* EXERCISE GOAL:
Search the material below for the word "jlink" and copy every line in which it occurs.

* DATA FOR ANALYSIS:

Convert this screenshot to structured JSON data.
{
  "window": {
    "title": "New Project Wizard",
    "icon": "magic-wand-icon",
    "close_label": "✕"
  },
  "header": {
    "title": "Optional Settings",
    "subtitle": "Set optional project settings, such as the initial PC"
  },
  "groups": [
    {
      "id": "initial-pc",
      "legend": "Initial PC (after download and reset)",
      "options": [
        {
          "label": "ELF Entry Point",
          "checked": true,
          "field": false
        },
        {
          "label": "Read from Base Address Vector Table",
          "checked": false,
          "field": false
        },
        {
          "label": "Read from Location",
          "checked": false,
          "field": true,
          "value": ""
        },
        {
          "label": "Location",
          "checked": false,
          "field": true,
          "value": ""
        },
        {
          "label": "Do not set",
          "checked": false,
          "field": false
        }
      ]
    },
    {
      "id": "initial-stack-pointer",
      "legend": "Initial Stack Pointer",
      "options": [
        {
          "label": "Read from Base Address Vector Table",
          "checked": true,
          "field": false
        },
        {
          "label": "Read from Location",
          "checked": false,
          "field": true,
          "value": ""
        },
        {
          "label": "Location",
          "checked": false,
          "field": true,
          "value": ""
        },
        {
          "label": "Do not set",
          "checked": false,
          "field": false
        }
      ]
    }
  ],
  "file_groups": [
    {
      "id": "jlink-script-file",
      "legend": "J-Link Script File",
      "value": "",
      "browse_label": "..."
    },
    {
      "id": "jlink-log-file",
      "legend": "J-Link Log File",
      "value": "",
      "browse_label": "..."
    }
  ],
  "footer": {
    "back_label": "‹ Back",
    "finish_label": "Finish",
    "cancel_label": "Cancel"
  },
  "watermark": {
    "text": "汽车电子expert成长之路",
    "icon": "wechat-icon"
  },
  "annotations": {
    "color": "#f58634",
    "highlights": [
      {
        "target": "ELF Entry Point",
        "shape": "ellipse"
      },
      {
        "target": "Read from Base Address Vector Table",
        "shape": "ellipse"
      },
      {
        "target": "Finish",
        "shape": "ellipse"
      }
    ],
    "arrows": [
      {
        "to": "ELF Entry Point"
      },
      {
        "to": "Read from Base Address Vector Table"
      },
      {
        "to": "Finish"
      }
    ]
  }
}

* COMPLETED EXERCISE:
      "id": "jlink-script-file",
      "id": "jlink-log-file",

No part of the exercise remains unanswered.